Climate change exacerbates both conflict and poverty: IMF
New IMF study highlights climate shocks hitting war-torn countries hardest, leading to a potential increase in conflict-related fatalities
Fragile countries, and those impacted most by conflict, are already being unevenly hit by the effects of climate change and are less able than other countries to mitigate those impacts, according to a report published by the International Monetary Fund (IMF) on 30 August.
Fragile and conflict-affected states, referred to by the report as FCS, are those countries whose location and dependence on agriculture make them most vulnerable to extreme weather.
They are also some of the most prone to conflict, which in turn hinders their ability to recover from disruptive weather events that, according to the IMF, have happened on average once every four years in these countries since 1980.
This situation is only expected to get worse and temperatures continue to rise.

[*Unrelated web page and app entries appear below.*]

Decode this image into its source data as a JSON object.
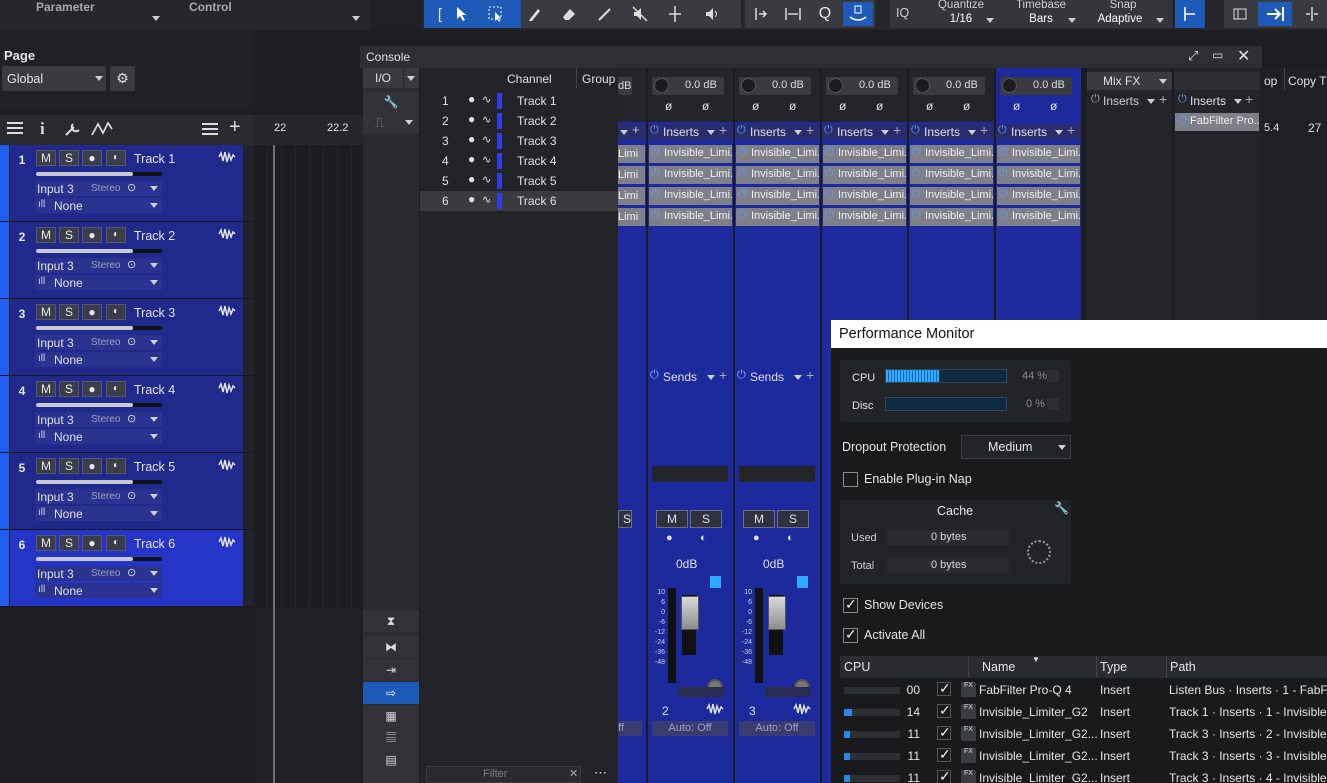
{
  "toolbar": {
    "parameter": "Parameter",
    "control": "Control",
    "iq": "IQ",
    "quantize_label": "Quantize",
    "quantize_value": "1/16",
    "timebase_label": "Timebase",
    "timebase_value": "Bars",
    "snap_label": "Snap",
    "snap_value": "Adaptive"
  },
  "page_panel": {
    "title": "Page",
    "select_value": "Global"
  },
  "timeline": {
    "marker_1": "22",
    "marker_2": "22.2"
  },
  "tracks": [
    {
      "num": "1",
      "name": "Track 1",
      "input": "Input 3",
      "stereo": "Stereo",
      "output": "None"
    },
    {
      "num": "2",
      "name": "Track 2",
      "input": "Input 3",
      "stereo": "Stereo",
      "output": "None"
    },
    {
      "num": "3",
      "name": "Track 3",
      "input": "Input 3",
      "stereo": "Stereo",
      "output": "None"
    },
    {
      "num": "4",
      "name": "Track 4",
      "input": "Input 3",
      "stereo": "Stereo",
      "output": "None"
    },
    {
      "num": "5",
      "name": "Track 5",
      "input": "Input 3",
      "stereo": "Stereo",
      "output": "None"
    },
    {
      "num": "6",
      "name": "Track 6",
      "input": "Input 3",
      "stereo": "Stereo",
      "output": "None"
    }
  ],
  "track_buttons": {
    "mute": "M",
    "solo": "S"
  },
  "console": {
    "title": "Console",
    "io_tab": "I/O",
    "col_channel": "Channel",
    "col_group": "Group",
    "filter_placeholder": "Filter",
    "channels": [
      {
        "num": "1",
        "name": "Track 1"
      },
      {
        "num": "2",
        "name": "Track 2"
      },
      {
        "num": "3",
        "name": "Track 3"
      },
      {
        "num": "4",
        "name": "Track 4"
      },
      {
        "num": "5",
        "name": "Track 5"
      },
      {
        "num": "6",
        "name": "Track 6"
      }
    ],
    "partial_strip": {
      "db": "dB",
      "slot": "Limi",
      "ms_s": "S",
      "auto": "ff"
    },
    "strips": [
      {
        "db": "0.0 dB",
        "inserts": "Inserts",
        "slot": "Invisible_Limi...",
        "sends": "Sends",
        "label": "0dB",
        "number": "2",
        "auto": "Auto: Off"
      },
      {
        "db": "0.0 dB",
        "inserts": "Inserts",
        "slot": "Invisible_Limi...",
        "sends": "Sends",
        "label": "0dB",
        "number": "3",
        "auto": "Auto: Off"
      },
      {
        "db": "0.0 dB",
        "inserts": "Inserts",
        "slot": "Invisible_Limi..."
      },
      {
        "db": "0.0 dB",
        "inserts": "Inserts",
        "slot": "Invisible_Limi..."
      },
      {
        "db": "0.0 dB",
        "inserts": "Inserts",
        "slot": "Invisible_Limi..."
      }
    ],
    "mute_label": "M",
    "solo_label": "S",
    "meter_scale": [
      "10",
      "6",
      "0",
      "-6",
      "-12",
      "-24",
      "-36",
      "-48"
    ],
    "mixfx": {
      "title": "Mix FX",
      "inserts": "Inserts"
    },
    "listen": {
      "inserts": "Inserts",
      "plugin": "FabFilter Pro..."
    },
    "right_edge": {
      "op": "op",
      "copy": "Copy T",
      "ruler_a": "5.4",
      "ruler_b": "27"
    }
  },
  "performance_monitor": {
    "title": "Performance Monitor",
    "cpu_label": "CPU",
    "cpu_value": "44 %",
    "cpu_level": 0.44,
    "disc_label": "Disc",
    "disc_value": "0 %",
    "disc_level": 0,
    "dropout_label": "Dropout Protection",
    "dropout_value": "Medium",
    "plugin_nap_label": "Enable Plug-in Nap",
    "cache_title": "Cache",
    "cache_used_label": "Used",
    "cache_used_value": "0 bytes",
    "cache_total_label": "Total",
    "cache_total_value": "0 bytes",
    "show_devices_label": "Show Devices",
    "activate_all_label": "Activate All",
    "columns": {
      "cpu": "CPU",
      "name": "Name",
      "type": "Type",
      "path": "Path"
    },
    "rows": [
      {
        "cpu_level": 0.0,
        "cpu": "00",
        "fx": "FX",
        "name": "FabFilter Pro-Q 4",
        "type": "Insert",
        "path": "Listen Bus · Inserts · 1 - FabF"
      },
      {
        "cpu_level": 0.14,
        "cpu": "14",
        "fx": "FX",
        "name": "Invisible_Limiter_G2",
        "type": "Insert",
        "path": "Track 1 · Inserts · 1 - Invisible"
      },
      {
        "cpu_level": 0.11,
        "cpu": "11",
        "fx": "FX",
        "name": "Invisible_Limiter_G2...",
        "type": "Insert",
        "path": "Track 3 · Inserts · 2 - Invisible"
      },
      {
        "cpu_level": 0.11,
        "cpu": "11",
        "fx": "FX",
        "name": "Invisible_Limiter_G2...",
        "type": "Insert",
        "path": "Track 3 · Inserts · 3 - Invisible"
      },
      {
        "cpu_level": 0.11,
        "cpu": "11",
        "fx": "FX",
        "name": "Invisible_Limiter_G2...",
        "type": "Insert",
        "path": "Track 3 · Inserts · 4 - Invisible"
      }
    ]
  },
  "colors": {
    "accent": "#1f5ef0",
    "selected_track": "#1f2a8c",
    "mixer_strip": "#1d2a9e",
    "toolbar_active": "#1e5ab8"
  }
}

By 2040, the FCS will see around two months of temperatures over 35 degrees Celsius, compared to just 15 days of high temperatures expected for other countries.
"While climate shocks may not trigger the onset of new conflict," the report said, pointing to the complex factors that underly it, they do "exacerbate conflict intensity where it already exists".

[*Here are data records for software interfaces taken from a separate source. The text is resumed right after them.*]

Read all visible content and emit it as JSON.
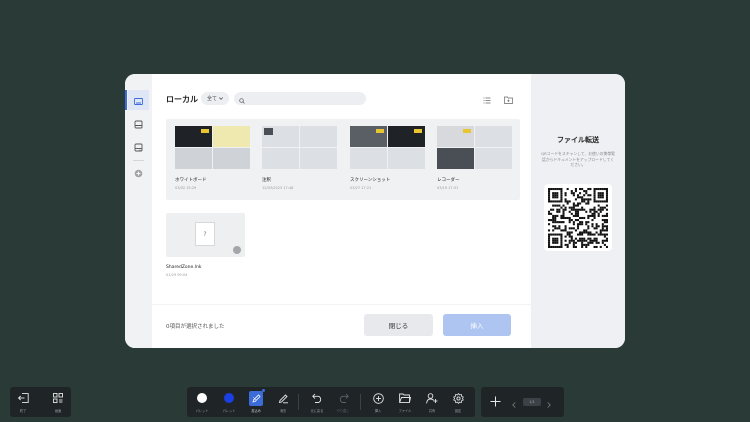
{
  "dialog": {
    "title": "ローカル",
    "filter_label": "全て",
    "search_placeholder": "",
    "folders": [
      {
        "name": "ホワイトボード",
        "date": "03/02 15:29"
      },
      {
        "name": "注釈",
        "date": "12/03/2023 17:48"
      },
      {
        "name": "スクリーンショット",
        "date": "03/27 17:21"
      },
      {
        "name": "レコーダー",
        "date": "03/19 17:31"
      }
    ],
    "files": [
      {
        "name": "SharedZone.lnk",
        "date": "01/29 09:04"
      }
    ],
    "status_text": "0項目が選択されました",
    "close_label": "閉じる",
    "insert_label": "挿入"
  },
  "side_panel": {
    "title": "ファイル転送",
    "description": "QRコードをスキャンして、お使いの携帯電話からドキュメントをアップロードしてください。"
  },
  "toolbar_left": [
    {
      "icon": "exit-icon",
      "label": "終了"
    },
    {
      "icon": "windows-icon",
      "label": "画面"
    }
  ],
  "toolbar_main": [
    {
      "icon": "white-swatch-icon",
      "label": "パレット"
    },
    {
      "icon": "blue-swatch-icon",
      "label": "パレット"
    },
    {
      "icon": "pen-icon",
      "label": "書込み"
    },
    {
      "icon": "eraser-icon",
      "label": "消去"
    },
    {
      "icon": "undo-icon",
      "label": "元に戻る"
    },
    {
      "icon": "redo-icon",
      "label": "やり直し"
    },
    {
      "icon": "insert-icon",
      "label": "挿入"
    },
    {
      "icon": "file-icon",
      "label": "ファイル"
    },
    {
      "icon": "share-icon",
      "label": "共有"
    },
    {
      "icon": "settings-icon",
      "label": "設定"
    }
  ],
  "toolbar_page": {
    "page_indicator": "1/1"
  },
  "colors": {
    "accent": "#3c6cd8",
    "background": "#2a3a36",
    "swatch_blue": "#1b3fe3"
  }
}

The IMF predicts that if the world continues on its current high-emissions trajectory, then conflict deaths in the FCS could increase by between 8.5 per cent and 14 per cent by 2060.
As FCS also tend to be heavily reliant on rain-fed agriculture — a sector that is massively vulnerable to changes in weather patterns — increasing drought is expected to lower food production, increase inflation and push an extra 50 million people into hunger by 2060.
Around one in five countries is classified as fragile and conflict-affected, encompassing a population of almost 1 billion people.
The majority of these states are in Africa and are some of the countries least responsible for man-made climate change, with their carbon emissions paling in comparison to those of European and North American countries, as well as those of more recent large-scale emitters such as China and India.
The IMF calls for these vulnerable states to introduce policies for climate adaptation, including 'climate-smart agriculture', scaling up 'social spending' and 'climate-resilient infrastructure', and 'strengthening social safety nets'.
But it also calls on the international community to step up its own efforts to provide support — 'or else spillover effects associated with fragility and conflict could become even more disruptive, including more forced displacement and migration to other countries'.
African countries have long been calling on richer countries to help pay for climate adaptation and energy transition.
Kenya is hosting the African Climate Summit next week, where leaders will attempt to reach a united negotiating position ahead of November's COP28 summit in the United Arab Emirates.